WHAT IS EXPECTED: Present each line of the entries below that holds the word "record".

Data entries
Segment Open
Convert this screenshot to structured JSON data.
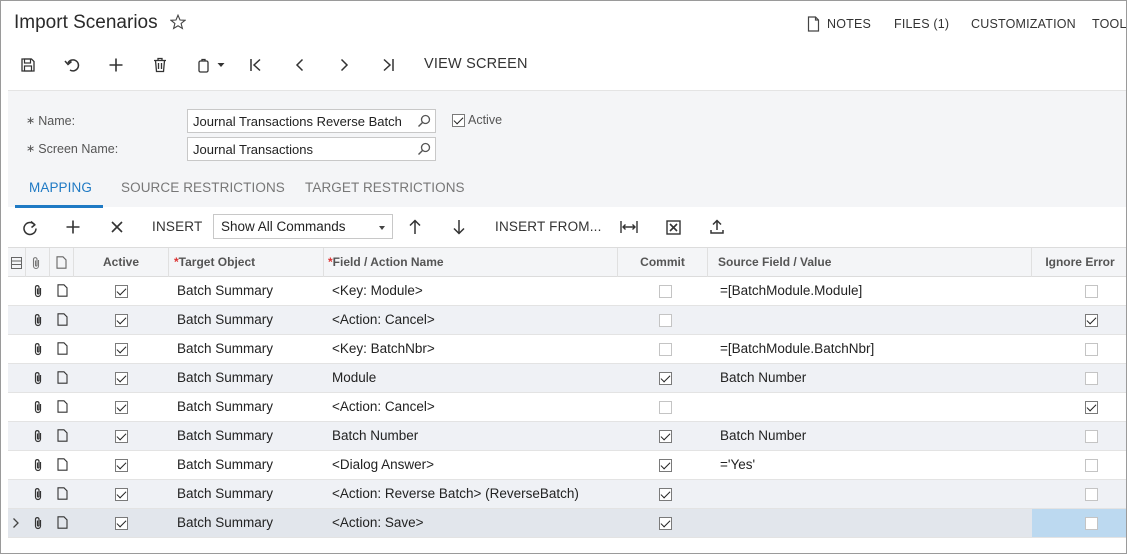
{
  "header": {
    "title": "Import Scenarios",
    "nav": [
      {
        "id": "notes",
        "label": "NOTES"
      },
      {
        "id": "files",
        "label": "FILES (1)"
      },
      {
        "id": "customization",
        "label": "CUSTOMIZATION"
      },
      {
        "id": "tools",
        "label": "TOOLS"
      }
    ]
  },
  "toolbar": {
    "icons": [
      "save-icon",
      "undo-icon",
      "add-icon",
      "delete-icon",
      "copy-paste-icon",
      "first-record-icon",
      "previous-record-icon",
      "next-record-icon",
      "last-record-icon"
    ],
    "view_screen": "VIEW SCREEN"
  },
  "form": {
    "name_label": "Name:",
    "name_value": "Journal Transactions Reverse Batch",
    "screen_label": "Screen Name:",
    "screen_value": "Journal Transactions",
    "active_label": "Active",
    "active_checked": true
  },
  "tabs": [
    {
      "label": "MAPPING",
      "active": true
    },
    {
      "label": "SOURCE RESTRICTIONS",
      "active": false
    },
    {
      "label": "TARGET RESTRICTIONS",
      "active": false
    }
  ],
  "grid_toolbar": {
    "insert": "INSERT",
    "command_filter": "Show All Commands",
    "insert_from": "INSERT FROM..."
  },
  "grid": {
    "columns": {
      "active": "Active",
      "target_object": "Target Object",
      "field_action": "Field / Action Name",
      "commit": "Commit",
      "source": "Source Field / Value",
      "ignore_error": "Ignore Error"
    },
    "rows": [
      {
        "active": true,
        "target": "Batch Summary",
        "field": "<Key: Module>",
        "commit": false,
        "source": "=[BatchModule.Module]",
        "ignore": false
      },
      {
        "active": true,
        "target": "Batch Summary",
        "field": "<Action: Cancel>",
        "commit": false,
        "source": "",
        "ignore": true
      },
      {
        "active": true,
        "target": "Batch Summary",
        "field": "<Key: BatchNbr>",
        "commit": false,
        "source": "=[BatchModule.BatchNbr]",
        "ignore": false
      },
      {
        "active": true,
        "target": "Batch Summary",
        "field": "Module",
        "commit": true,
        "source": "Batch Number",
        "ignore": false
      },
      {
        "active": true,
        "target": "Batch Summary",
        "field": "<Action: Cancel>",
        "commit": false,
        "source": "",
        "ignore": true
      },
      {
        "active": true,
        "target": "Batch Summary",
        "field": "Batch Number",
        "commit": true,
        "source": "Batch Number",
        "ignore": false
      },
      {
        "active": true,
        "target": "Batch Summary",
        "field": "<Dialog Answer>",
        "commit": true,
        "source": "='Yes'",
        "ignore": false
      },
      {
        "active": true,
        "target": "Batch Summary",
        "field": "<Action: Reverse Batch> (ReverseBatch)",
        "commit": true,
        "source": "",
        "ignore": false
      },
      {
        "active": true,
        "target": "Batch Summary",
        "field": "<Action: Save>",
        "commit": true,
        "source": "",
        "ignore": false,
        "selected": true
      }
    ]
  }
}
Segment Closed
WRITTEN ANSWER:
      "first-record-icon",
      "previous-record-icon",
      "next-record-icon",
      "last-record-icon"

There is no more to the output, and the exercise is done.